Mayor Michael Coleman is providing information to federal officials, but there is little he is saying publicly.
The mayor made his first public appearance today since allegations that executives of the city’s red light camera vendor bribed Columbus elected officials surfaced. At a press conference being held to rename a city fire station in honor of former Safety Director Mitchell Brown, the mayor was tight lipped.
"Let me just say this. I will have more to say about this later,” Coleman said.
It was the common refrain from Mayor Coleman - as he declined to comment - for now - on the federal bribery case alleging corruption inside Columbus City Hall.
At the event, he pledged on-going support for Council President Andrew Ginther, who thus far is the only public official to be linked through documents to the red light camera company.
On Friday, court documents were unsealed revealing the bribery scandal. Karen Finley, former CEO of Redflex, the city’s exclusive red light camera company for a decade, pleaded guilty to providing bribes to Columbus elected officials.
The federal court documents did not name who the officials are that received payment. However, the court filings cite specific campaign donations that correspond to donations made to Ginther.
The court records show the money was funneled by a lobbyist. That lobbyist was later identified as John Raphael.
In addition to his public appearance, Coleman also a public statement later in the day saying: “I, along with others, have received a request to provide documents to federal investigators and I am responding fully and completely. I encourage those who receive a request for information to cooperate as I am. While I am not the focus, I do consider these allegations to be serious. As such, I will do whatever is necessary to assist the authorities.”
Brown, the former safety director, told 10 Investigates he was not aware of any bribes.
Though the mayor acknowledged handing over documents to federal officials, his office declined to give any documents to 10 Investigates. The mayor also declined to answer whether he's seeking outside legal help.
“You know, I'll talk all about that later,” Coleman said before walking away without answering further questions.
The mayor’s press conference followed a press conference earlier in the day by one of the state’s more historic vocal opponents of the cameras - State Senator Bill Seitz.
Seitz is the legislator who wrote the law putting an end to red light cameras in Ohio.
He says it’s time for Columbus and other cities to give ticketed drivers a refund.

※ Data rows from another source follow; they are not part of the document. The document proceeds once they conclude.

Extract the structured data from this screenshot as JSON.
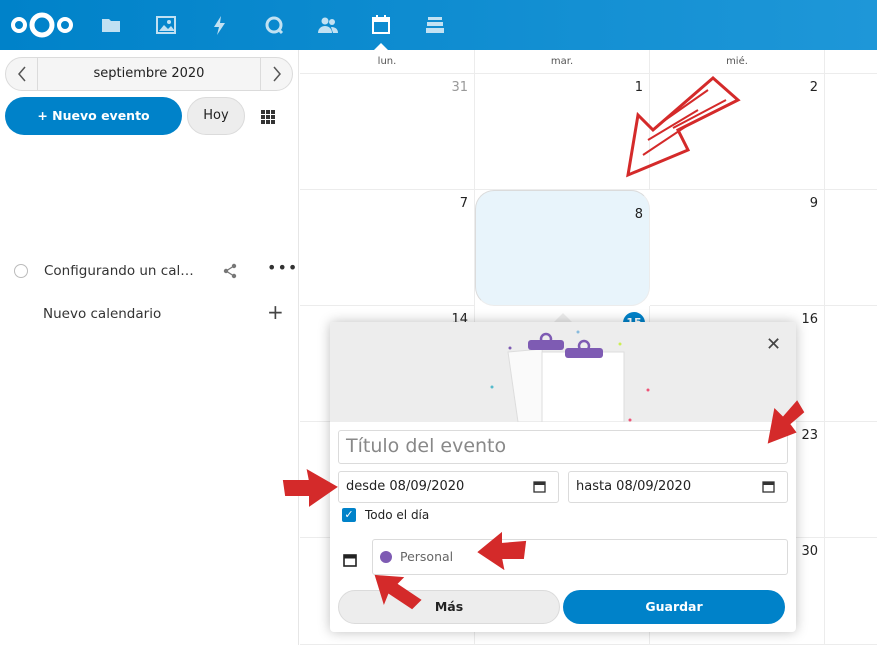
{
  "header": {
    "apps": [
      {
        "name": "files-icon"
      },
      {
        "name": "photos-icon"
      },
      {
        "name": "activity-icon"
      },
      {
        "name": "search-icon"
      },
      {
        "name": "contacts-icon"
      },
      {
        "name": "calendar-icon"
      },
      {
        "name": "deck-icon"
      }
    ]
  },
  "sidebar": {
    "month_label": "septiembre 2020",
    "new_event_label": "+ Nuevo evento",
    "today_label": "Hoy",
    "calendar_name": "Configurando un cal…",
    "new_calendar_label": "Nuevo calendario"
  },
  "calendar": {
    "day_headers": [
      "lun.",
      "mar.",
      "mié."
    ],
    "week1": [
      "31",
      "1",
      "2"
    ],
    "week2": [
      "7",
      "8",
      "9"
    ],
    "week3": [
      "14",
      "15",
      "16"
    ],
    "week4": [
      "23"
    ],
    "week5": [
      "30"
    ]
  },
  "popover": {
    "title_placeholder": "Título del evento",
    "from_date": "desde 08/09/2020",
    "to_date": "hasta 08/09/2020",
    "all_day_label": "Todo el día",
    "calendar_choice": "Personal",
    "more_label": "Más",
    "save_label": "Guardar"
  },
  "colors": {
    "brand": "#0082c9",
    "calendar_dot": "#7e5bb3",
    "annotation": "#d42a2a"
  }
}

He also called for state action to join the Federal corruption investigation.
I have encouraged some of my colleagues to call the Franklin County Prosecutor, Ron O'Brien and make sure Ron is aware of this and that he would offer whatever assistance he could offer,” Seitz said.
You can read the mayor’s statement below:
“Given the investigation and public discussion of the Redflex contract, I feel it is necessary to make the following statement:
The Department of Public Safety had the responsibility to evaluate and recommend the best option for the city. I am confident that the Department complied with the appropriate laws, rules, regulations, and city policies. I have asked the Department of Public Safety to work with the City Attorney to examine the procurement, contract, and legislative process associated with the photo red light program.
I had no involvement in the decision to award the contract to Redflex.
I, along with others, have received a request to provide documents to federal investigators and I am responding fully and completely. I encourage those who receive a request for information to cooperate as I am. While I am not the focus, I do consider these allegations to be serious. As such, I will do whatever is necessary to assist the authorities.
It is important that the federal investigators are provided with the appropriate information so that all of the facts come out, so that justice can be served.”